*Interface dataset entries:*
%%

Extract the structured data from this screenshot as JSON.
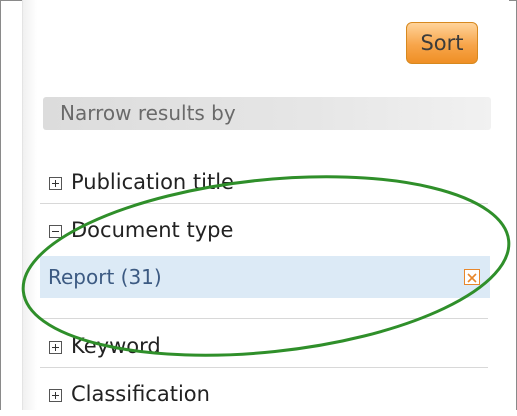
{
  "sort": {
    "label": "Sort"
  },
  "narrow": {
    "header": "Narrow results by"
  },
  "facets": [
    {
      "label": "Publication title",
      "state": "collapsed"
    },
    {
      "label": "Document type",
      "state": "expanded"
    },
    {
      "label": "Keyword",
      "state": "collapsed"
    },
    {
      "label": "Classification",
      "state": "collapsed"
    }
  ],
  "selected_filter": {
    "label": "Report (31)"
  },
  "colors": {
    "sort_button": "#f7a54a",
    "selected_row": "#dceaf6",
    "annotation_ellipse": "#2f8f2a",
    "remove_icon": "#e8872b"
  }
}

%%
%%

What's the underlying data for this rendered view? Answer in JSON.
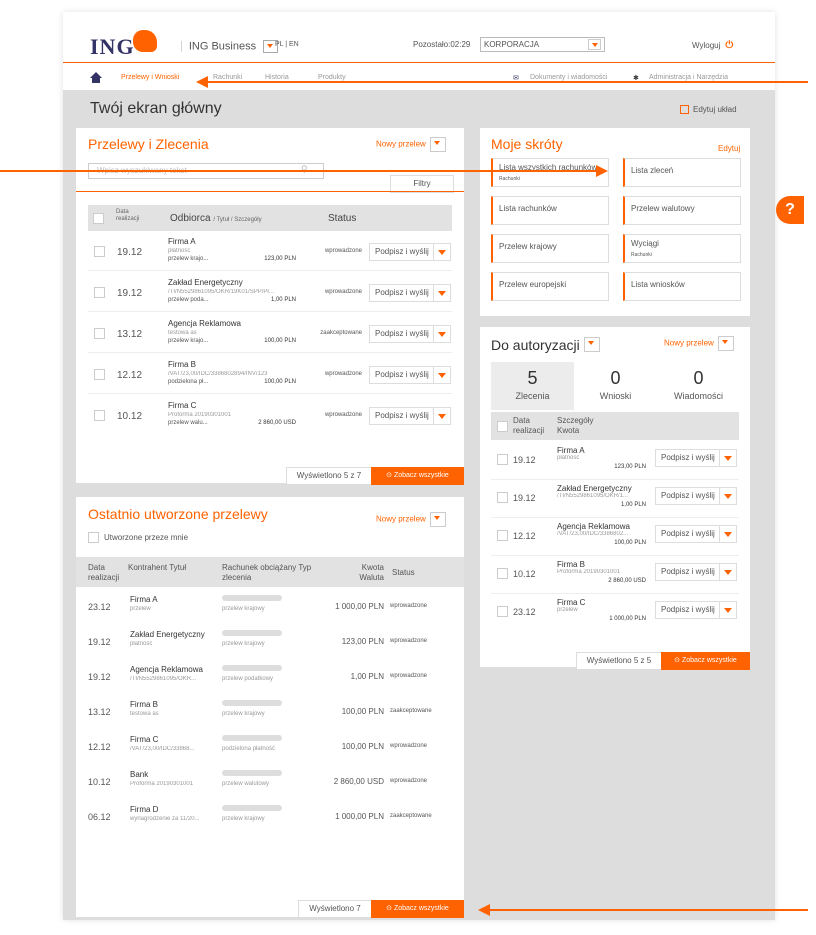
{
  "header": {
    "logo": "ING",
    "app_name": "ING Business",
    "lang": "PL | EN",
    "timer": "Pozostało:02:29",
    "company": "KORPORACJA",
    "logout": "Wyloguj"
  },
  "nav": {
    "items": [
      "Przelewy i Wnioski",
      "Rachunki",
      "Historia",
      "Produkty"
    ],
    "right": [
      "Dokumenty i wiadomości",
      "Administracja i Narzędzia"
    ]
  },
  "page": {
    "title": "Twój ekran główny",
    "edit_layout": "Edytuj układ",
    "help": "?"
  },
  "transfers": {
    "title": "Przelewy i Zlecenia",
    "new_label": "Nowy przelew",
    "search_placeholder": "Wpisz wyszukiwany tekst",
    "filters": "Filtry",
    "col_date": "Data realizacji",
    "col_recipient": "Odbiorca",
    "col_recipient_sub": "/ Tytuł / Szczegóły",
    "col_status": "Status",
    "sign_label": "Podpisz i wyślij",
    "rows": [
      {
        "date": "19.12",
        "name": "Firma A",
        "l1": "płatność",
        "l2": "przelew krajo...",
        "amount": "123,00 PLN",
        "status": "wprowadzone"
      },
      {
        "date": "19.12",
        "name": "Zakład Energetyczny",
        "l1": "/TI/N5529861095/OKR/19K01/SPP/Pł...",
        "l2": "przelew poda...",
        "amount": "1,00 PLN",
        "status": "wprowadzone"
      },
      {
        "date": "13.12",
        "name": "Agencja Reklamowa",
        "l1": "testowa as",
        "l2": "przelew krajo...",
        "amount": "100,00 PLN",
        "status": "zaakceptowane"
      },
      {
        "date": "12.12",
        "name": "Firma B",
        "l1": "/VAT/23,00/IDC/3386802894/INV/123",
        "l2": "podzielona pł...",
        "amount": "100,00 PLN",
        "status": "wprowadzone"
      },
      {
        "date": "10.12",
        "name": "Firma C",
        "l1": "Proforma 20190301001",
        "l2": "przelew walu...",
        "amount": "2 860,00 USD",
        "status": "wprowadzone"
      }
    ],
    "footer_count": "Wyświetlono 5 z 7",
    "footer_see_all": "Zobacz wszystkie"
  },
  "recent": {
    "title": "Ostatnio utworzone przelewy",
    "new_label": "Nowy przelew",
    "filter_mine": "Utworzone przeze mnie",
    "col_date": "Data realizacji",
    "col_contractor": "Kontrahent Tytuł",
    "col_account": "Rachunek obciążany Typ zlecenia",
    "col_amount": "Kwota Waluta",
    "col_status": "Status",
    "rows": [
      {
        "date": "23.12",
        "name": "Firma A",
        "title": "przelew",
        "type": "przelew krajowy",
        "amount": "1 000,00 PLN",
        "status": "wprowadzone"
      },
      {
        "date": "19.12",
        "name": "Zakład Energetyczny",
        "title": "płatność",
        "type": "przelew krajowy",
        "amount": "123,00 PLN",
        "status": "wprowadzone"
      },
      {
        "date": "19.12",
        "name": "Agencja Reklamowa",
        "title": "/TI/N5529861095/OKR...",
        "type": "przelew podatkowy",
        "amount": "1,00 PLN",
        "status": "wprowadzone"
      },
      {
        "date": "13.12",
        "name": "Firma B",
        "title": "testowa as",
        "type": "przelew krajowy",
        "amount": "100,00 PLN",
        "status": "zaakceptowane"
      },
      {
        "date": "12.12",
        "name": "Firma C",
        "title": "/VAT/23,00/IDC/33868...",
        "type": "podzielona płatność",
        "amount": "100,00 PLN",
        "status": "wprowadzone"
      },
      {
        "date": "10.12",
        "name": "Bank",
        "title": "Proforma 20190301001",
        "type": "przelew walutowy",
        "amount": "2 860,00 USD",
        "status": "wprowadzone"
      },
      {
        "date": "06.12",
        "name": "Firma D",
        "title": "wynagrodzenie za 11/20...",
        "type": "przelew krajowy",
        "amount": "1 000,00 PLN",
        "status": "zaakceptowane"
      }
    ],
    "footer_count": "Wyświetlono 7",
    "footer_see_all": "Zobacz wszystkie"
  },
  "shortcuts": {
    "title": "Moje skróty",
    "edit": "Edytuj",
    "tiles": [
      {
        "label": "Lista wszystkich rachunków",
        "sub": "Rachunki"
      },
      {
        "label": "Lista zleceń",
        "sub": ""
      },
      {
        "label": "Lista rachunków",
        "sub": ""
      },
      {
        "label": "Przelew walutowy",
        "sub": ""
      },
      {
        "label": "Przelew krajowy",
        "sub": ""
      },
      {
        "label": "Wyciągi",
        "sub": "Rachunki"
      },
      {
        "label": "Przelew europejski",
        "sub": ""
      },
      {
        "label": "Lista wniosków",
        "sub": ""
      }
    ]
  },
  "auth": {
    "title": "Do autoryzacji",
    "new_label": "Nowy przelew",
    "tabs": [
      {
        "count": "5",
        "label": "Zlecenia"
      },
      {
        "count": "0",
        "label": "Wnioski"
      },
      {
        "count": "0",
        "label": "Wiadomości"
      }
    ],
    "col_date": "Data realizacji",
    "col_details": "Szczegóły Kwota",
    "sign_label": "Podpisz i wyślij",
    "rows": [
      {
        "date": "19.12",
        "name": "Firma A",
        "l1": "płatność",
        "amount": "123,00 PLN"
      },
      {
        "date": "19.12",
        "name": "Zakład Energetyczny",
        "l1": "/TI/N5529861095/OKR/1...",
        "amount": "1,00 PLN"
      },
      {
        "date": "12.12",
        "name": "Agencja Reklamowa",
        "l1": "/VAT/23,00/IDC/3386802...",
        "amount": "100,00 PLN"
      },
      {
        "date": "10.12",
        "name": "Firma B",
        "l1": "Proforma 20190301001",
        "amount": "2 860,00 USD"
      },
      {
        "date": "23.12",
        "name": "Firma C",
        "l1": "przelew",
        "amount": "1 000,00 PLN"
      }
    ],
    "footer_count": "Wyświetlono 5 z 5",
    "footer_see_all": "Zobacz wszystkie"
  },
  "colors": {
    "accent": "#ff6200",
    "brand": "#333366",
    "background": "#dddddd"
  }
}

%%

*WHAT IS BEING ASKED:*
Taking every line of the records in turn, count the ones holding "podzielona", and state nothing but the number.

*WORKED SOLUTION:*
2